Copy all of the data below exactly as it is given.

=-=-=

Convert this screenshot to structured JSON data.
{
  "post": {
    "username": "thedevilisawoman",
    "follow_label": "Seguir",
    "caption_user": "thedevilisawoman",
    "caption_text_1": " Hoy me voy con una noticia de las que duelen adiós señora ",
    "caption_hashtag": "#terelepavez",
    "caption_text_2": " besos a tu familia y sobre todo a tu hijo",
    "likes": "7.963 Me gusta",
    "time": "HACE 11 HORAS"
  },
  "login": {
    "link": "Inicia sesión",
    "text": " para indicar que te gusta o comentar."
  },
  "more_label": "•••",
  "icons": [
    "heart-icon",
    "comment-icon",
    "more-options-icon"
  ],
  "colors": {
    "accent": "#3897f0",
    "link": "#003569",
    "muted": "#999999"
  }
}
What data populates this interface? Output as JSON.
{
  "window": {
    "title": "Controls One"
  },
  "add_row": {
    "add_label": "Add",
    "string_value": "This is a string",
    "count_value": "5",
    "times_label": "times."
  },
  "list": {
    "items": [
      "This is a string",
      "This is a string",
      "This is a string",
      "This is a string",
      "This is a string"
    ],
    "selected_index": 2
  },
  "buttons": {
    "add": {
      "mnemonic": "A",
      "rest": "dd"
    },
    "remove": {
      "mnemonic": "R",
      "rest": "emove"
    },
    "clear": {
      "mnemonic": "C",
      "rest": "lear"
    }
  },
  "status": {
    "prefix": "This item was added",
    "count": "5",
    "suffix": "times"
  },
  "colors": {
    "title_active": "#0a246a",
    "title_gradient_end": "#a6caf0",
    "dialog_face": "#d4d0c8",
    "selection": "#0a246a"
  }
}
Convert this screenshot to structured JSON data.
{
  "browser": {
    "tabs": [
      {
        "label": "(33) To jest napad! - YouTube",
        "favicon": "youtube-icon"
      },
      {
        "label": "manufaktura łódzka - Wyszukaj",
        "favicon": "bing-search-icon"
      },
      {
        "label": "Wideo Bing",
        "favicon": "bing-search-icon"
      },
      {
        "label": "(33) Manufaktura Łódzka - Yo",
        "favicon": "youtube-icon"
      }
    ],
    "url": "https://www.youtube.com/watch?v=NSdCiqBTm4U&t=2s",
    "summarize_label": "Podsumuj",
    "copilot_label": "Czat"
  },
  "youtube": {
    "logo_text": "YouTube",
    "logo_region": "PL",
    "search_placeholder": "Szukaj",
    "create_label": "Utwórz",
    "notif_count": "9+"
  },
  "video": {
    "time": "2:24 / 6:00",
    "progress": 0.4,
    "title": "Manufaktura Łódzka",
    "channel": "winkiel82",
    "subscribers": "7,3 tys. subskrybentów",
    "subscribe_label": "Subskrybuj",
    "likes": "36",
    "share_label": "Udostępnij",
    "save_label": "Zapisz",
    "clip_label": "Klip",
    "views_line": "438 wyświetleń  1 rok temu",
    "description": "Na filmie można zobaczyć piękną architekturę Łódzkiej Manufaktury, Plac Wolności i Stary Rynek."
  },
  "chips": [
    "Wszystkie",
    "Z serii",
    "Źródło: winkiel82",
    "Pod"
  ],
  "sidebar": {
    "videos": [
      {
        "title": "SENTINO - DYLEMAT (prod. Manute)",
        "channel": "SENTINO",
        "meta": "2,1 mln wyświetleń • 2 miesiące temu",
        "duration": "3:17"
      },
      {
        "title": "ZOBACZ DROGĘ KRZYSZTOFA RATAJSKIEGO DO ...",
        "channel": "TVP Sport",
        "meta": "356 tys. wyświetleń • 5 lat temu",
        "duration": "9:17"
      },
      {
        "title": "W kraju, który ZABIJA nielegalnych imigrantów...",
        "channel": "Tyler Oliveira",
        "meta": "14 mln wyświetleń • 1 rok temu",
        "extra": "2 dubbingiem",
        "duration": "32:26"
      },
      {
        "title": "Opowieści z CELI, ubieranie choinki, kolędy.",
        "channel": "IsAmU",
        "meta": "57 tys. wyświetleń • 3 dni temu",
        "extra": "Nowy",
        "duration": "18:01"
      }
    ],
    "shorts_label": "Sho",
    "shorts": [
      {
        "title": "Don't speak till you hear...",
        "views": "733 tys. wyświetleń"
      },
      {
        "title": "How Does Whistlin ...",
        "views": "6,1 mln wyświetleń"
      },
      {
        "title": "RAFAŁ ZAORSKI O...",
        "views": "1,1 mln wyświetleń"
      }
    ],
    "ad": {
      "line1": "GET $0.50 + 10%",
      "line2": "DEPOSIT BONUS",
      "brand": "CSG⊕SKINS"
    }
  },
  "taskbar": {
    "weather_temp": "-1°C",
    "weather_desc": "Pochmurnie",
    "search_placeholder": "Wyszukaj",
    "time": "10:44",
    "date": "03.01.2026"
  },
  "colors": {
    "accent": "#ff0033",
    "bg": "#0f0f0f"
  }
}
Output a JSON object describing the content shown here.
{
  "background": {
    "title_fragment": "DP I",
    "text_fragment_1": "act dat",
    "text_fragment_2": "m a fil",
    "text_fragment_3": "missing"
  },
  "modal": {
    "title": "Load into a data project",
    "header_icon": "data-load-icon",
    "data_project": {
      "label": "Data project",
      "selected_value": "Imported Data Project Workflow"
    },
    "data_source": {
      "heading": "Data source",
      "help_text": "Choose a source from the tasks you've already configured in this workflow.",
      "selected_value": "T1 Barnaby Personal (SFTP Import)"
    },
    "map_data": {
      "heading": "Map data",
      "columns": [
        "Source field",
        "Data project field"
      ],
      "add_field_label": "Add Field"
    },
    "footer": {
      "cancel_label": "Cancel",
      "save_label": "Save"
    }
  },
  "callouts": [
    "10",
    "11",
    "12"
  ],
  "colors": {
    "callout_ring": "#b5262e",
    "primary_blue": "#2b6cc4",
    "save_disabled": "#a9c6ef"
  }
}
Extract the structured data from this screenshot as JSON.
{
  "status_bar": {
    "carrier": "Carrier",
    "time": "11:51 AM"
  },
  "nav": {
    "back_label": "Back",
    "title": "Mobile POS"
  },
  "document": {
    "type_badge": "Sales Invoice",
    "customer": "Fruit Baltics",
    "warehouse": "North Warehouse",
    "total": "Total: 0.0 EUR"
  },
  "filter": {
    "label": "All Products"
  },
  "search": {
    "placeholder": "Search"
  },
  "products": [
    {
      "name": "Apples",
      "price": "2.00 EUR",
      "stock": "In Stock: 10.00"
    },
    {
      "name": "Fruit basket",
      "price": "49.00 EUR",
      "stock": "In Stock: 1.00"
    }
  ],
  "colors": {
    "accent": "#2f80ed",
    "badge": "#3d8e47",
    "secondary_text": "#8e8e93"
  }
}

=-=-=

* **ANSWER TO THIS TASK**
Convert this screenshot to structured JSON data.
{
  "post": {
    "username": "thedevilisawoman",
    "follow_label": "Seguir",
    "caption_user": "thedevilisawoman",
    "caption_text_1": " Hoy me voy con una noticia de las que duelen adiós señora ",
    "caption_hashtag": "#terelepavez",
    "caption_text_2": " besos a tu familia y sobre todo a tu hijo",
    "likes": "7.963 Me gusta",
    "time": "HACE 11 HORAS"
  },
  "login": {
    "link": "Inicia sesión",
    "text": " para indicar que te gusta o comentar."
  },
  "more_label": "•••",
  "icons": [
    "heart-icon",
    "comment-icon",
    "more-options-icon"
  ],
  "colors": {
    "accent": "#3897f0",
    "link": "#003569",
    "muted": "#999999"
  }
}
What data populates this interface? Output as JSON.
{
  "window": {
    "title": "Controls One"
  },
  "add_row": {
    "add_label": "Add",
    "string_value": "This is a string",
    "count_value": "5",
    "times_label": "times."
  },
  "list": {
    "items": [
      "This is a string",
      "This is a string",
      "This is a string",
      "This is a string",
      "This is a string"
    ],
    "selected_index": 2
  },
  "buttons": {
    "add": {
      "mnemonic": "A",
      "rest": "dd"
    },
    "remove": {
      "mnemonic": "R",
      "rest": "emove"
    },
    "clear": {
      "mnemonic": "C",
      "rest": "lear"
    }
  },
  "status": {
    "prefix": "This item was added",
    "count": "5",
    "suffix": "times"
  },
  "colors": {
    "title_active": "#0a246a",
    "title_gradient_end": "#a6caf0",
    "dialog_face": "#d4d0c8",
    "selection": "#0a246a"
  }
}
Convert this screenshot to structured JSON data.
{
  "browser": {
    "tabs": [
      {
        "label": "(33) To jest napad! - YouTube",
        "favicon": "youtube-icon"
      },
      {
        "label": "manufaktura łódzka - Wyszukaj",
        "favicon": "bing-search-icon"
      },
      {
        "label": "Wideo Bing",
        "favicon": "bing-search-icon"
      },
      {
        "label": "(33) Manufaktura Łódzka - Yo",
        "favicon": "youtube-icon"
      }
    ],
    "url": "https://www.youtube.com/watch?v=NSdCiqBTm4U&t=2s",
    "summarize_label": "Podsumuj",
    "copilot_label": "Czat"
  },
  "youtube": {
    "logo_text": "YouTube",
    "logo_region": "PL",
    "search_placeholder": "Szukaj",
    "create_label": "Utwórz",
    "notif_count": "9+"
  },
  "video": {
    "time": "2:24 / 6:00",
    "progress": 0.4,
    "title": "Manufaktura Łódzka",
    "channel": "winkiel82",
    "subscribers": "7,3 tys. subskrybentów",
    "subscribe_label": "Subskrybuj",
    "likes": "36",
    "share_label": "Udostępnij",
    "save_label": "Zapisz",
    "clip_label": "Klip",
    "views_line": "438 wyświetleń  1 rok temu",
    "description": "Na filmie można zobaczyć piękną architekturę Łódzkiej Manufaktury, Plac Wolności i Stary Rynek."
  },
  "chips": [
    "Wszystkie",
    "Z serii",
    "Źródło: winkiel82",
    "Pod"
  ],
  "sidebar": {
    "videos": [
      {
        "title": "SENTINO - DYLEMAT (prod. Manute)",
        "channel": "SENTINO",
        "meta": "2,1 mln wyświetleń • 2 miesiące temu",
        "duration": "3:17"
      },
      {
        "title": "ZOBACZ DROGĘ KRZYSZTOFA RATAJSKIEGO DO ...",
        "channel": "TVP Sport",
        "meta": "356 tys. wyświetleń • 5 lat temu",
        "duration": "9:17"
      },
      {
        "title": "W kraju, który ZABIJA nielegalnych imigrantów...",
        "channel": "Tyler Oliveira",
        "meta": "14 mln wyświetleń • 1 rok temu",
        "extra": "2 dubbingiem",
        "duration": "32:26"
      },
      {
        "title": "Opowieści z CELI, ubieranie choinki, kolędy.",
        "channel": "IsAmU",
        "meta": "57 tys. wyświetleń • 3 dni temu",
        "extra": "Nowy",
        "duration": "18:01"
      }
    ],
    "shorts_label": "Sho",
    "shorts": [
      {
        "title": "Don't speak till you hear...",
        "views": "733 tys. wyświetleń"
      },
      {
        "title": "How Does Whistlin ...",
        "views": "6,1 mln wyświetleń"
      },
      {
        "title": "RAFAŁ ZAORSKI O...",
        "views": "1,1 mln wyświetleń"
      }
    ],
    "ad": {
      "line1": "GET $0.50 + 10%",
      "line2": "DEPOSIT BONUS",
      "brand": "CSG⊕SKINS"
    }
  },
  "taskbar": {
    "weather_temp": "-1°C",
    "weather_desc": "Pochmurnie",
    "search_placeholder": "Wyszukaj",
    "time": "10:44",
    "date": "03.01.2026"
  },
  "colors": {
    "accent": "#ff0033",
    "bg": "#0f0f0f"
  }
}
Output a JSON object describing the content shown here.
{
  "background": {
    "title_fragment": "DP I",
    "text_fragment_1": "act dat",
    "text_fragment_2": "m a fil",
    "text_fragment_3": "missing"
  },
  "modal": {
    "title": "Load into a data project",
    "header_icon": "data-load-icon",
    "data_project": {
      "label": "Data project",
      "selected_value": "Imported Data Project Workflow"
    },
    "data_source": {
      "heading": "Data source",
      "help_text": "Choose a source from the tasks you've already configured in this workflow.",
      "selected_value": "T1 Barnaby Personal (SFTP Import)"
    },
    "map_data": {
      "heading": "Map data",
      "columns": [
        "Source field",
        "Data project field"
      ],
      "add_field_label": "Add Field"
    },
    "footer": {
      "cancel_label": "Cancel",
      "save_label": "Save"
    }
  },
  "callouts": [
    "10",
    "11",
    "12"
  ],
  "colors": {
    "callout_ring": "#b5262e",
    "primary_blue": "#2b6cc4",
    "save_disabled": "#a9c6ef"
  }
}
Extract the structured data from this screenshot as JSON.
{
  "status_bar": {
    "carrier": "Carrier",
    "time": "11:51 AM"
  },
  "nav": {
    "back_label": "Back",
    "title": "Mobile POS"
  },
  "document": {
    "type_badge": "Sales Invoice",
    "customer": "Fruit Baltics",
    "warehouse": "North Warehouse",
    "total": "Total: 0.0 EUR"
  },
  "filter": {
    "label": "All Products"
  },
  "search": {
    "placeholder": "Search"
  },
  "products": [
    {
      "name": "Apples",
      "price": "2.00 EUR",
      "stock": "In Stock: 10.00"
    },
    {
      "name": "Fruit basket",
      "price": "49.00 EUR",
      "stock": "In Stock: 1.00"
    }
  ],
  "colors": {
    "accent": "#2f80ed",
    "badge": "#3d8e47",
    "secondary_text": "#8e8e93"
  }
}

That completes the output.